Grants We Funded
Grant applicants for the 2022 cycle requested a total of over $2.9 million dollars. The PSF Study Section subcommittees of Basic & Translational Research and Clinical Research evaluated 115 grant applications on the following topics:
The PSF awarded research grants totaling almost $550,000 to support 19 plastic surgery research proposals.
ASPS/PSF leadership is committed to continuing to provide high levels of investigator-initiated research support to ensure that plastic surgeons have the needed research resources to be pioneers and innovators in advancing the practice of medicine.
Search The PSF database to have easy access to full-text grant abstracts from past PSF-funded research projects 2003 to present. All abstracts are the work of the Principal Investigators and were retrieved from their PSF grant applications. Several different filters may be applied to locate abstracts specific to a particular focus area or PSF funding mechanism.
The Impact of Surgery in Craniosynostosis Using ERPs
Anup Patel MD
Pilot Research Grant
Cranio / Maxillofacial / Head and Neck
Approximately 35-50% of children with nonsyndromic, single-suture craniosynostosis (NSC) have neuropsychological (NP) disabilities. Currently, no reliable method with predictive value exists for identifying patients with NSC at risk for developmental delay. Studies using developmental quotients (DQ) and intelligence quotients (IQ) to assess the intellectual capacity of infants with NSC are not predictive of long-term NP outcomes. This critical finding may serve as an important source of error in the data gathered to date, as erroneous conclusions may be reached regarding these patients' intellectual function. Thus, there is a need for an objective tool used to predict NP outcomes, enabling us to assess how surgery impacts intellectual function. Recent studies demonstrated that event-related potentials (ERPs) in infancy have strong predictive value for NP outcomes. Measuring ERPs will permit the identification of infants with NSC at risk of future NP deficits. Moreover, ERPs can potentially serve as an objective, standardized measure to evaluate the impact of the age and type of surgery on NP outcomes. We hypothesize that surgery will improve sensory processing, correcting ERP abnormalities.

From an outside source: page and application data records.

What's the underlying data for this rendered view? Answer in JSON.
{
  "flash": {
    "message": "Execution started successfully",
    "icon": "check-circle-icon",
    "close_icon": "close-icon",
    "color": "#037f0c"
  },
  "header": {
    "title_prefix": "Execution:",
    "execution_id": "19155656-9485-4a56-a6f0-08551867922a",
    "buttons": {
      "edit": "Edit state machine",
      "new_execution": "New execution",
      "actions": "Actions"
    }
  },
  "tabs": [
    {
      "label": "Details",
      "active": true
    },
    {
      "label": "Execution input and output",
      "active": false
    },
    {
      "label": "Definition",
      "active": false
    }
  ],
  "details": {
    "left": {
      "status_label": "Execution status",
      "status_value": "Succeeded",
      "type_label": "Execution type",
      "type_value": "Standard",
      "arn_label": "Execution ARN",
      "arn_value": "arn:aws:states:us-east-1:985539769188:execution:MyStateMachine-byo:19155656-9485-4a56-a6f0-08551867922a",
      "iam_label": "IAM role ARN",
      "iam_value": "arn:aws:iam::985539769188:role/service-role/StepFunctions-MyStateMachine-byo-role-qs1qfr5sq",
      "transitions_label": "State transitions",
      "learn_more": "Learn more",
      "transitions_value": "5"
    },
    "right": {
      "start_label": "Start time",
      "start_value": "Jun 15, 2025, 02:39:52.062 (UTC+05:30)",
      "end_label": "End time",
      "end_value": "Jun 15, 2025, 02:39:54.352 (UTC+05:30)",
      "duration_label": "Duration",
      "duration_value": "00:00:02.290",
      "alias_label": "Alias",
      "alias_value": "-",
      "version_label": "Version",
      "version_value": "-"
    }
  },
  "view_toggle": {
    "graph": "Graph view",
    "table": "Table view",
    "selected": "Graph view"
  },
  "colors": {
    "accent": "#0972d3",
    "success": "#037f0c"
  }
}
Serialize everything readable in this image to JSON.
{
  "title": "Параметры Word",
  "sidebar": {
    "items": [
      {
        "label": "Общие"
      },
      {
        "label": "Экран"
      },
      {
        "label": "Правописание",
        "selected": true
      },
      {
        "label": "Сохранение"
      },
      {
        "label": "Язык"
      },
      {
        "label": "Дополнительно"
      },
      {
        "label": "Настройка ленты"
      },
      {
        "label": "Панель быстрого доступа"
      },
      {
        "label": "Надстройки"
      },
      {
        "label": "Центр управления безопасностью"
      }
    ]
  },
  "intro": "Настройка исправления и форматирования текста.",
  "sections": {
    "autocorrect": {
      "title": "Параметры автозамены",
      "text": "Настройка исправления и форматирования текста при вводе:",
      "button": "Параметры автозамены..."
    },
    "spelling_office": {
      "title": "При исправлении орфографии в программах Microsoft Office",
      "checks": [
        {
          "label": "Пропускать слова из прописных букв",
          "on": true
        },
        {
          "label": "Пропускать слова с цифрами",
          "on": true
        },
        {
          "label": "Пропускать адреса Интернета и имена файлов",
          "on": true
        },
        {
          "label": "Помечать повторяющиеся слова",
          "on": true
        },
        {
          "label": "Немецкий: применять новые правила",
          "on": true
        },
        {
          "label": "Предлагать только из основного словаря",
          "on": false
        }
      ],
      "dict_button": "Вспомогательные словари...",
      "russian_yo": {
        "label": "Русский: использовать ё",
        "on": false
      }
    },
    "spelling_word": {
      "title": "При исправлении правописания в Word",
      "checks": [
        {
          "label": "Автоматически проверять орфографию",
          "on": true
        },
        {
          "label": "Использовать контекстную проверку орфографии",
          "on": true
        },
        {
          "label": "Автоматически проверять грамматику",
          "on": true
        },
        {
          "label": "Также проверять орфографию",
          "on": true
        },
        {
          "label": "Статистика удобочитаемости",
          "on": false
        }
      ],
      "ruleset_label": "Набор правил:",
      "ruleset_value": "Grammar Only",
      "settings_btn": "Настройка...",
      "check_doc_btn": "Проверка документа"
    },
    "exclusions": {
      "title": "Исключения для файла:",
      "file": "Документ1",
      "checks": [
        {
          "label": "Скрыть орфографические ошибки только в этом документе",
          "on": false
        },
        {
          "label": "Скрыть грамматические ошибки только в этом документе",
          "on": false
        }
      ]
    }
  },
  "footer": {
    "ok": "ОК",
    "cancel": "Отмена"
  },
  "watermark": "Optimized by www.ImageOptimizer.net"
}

Specifically, we hypothesize that the younger the infants with NSC undergo surgery, the fewer NP deficits will be observed. Also, those children undergoing more comprehensive whole-vault cranioplasty, will have a lower incidence of NP sequelae. This project aims to: 1) Establish baseline ERPs and identify differences in sensory processing in infants with NSC compared to controls; 2) Examine how surgery changes sensory processing in infants with NSC by comparing pre- and post-operative ERPs; and 3) Utilize ERPs to assess the impact of age and type of surgery on NP outcomes. If this study confirms the aforementioned hypotheses, ERP testing may become standard of care, identifying the optimal age and type of surgery to reduce potential long-term NP disabilities.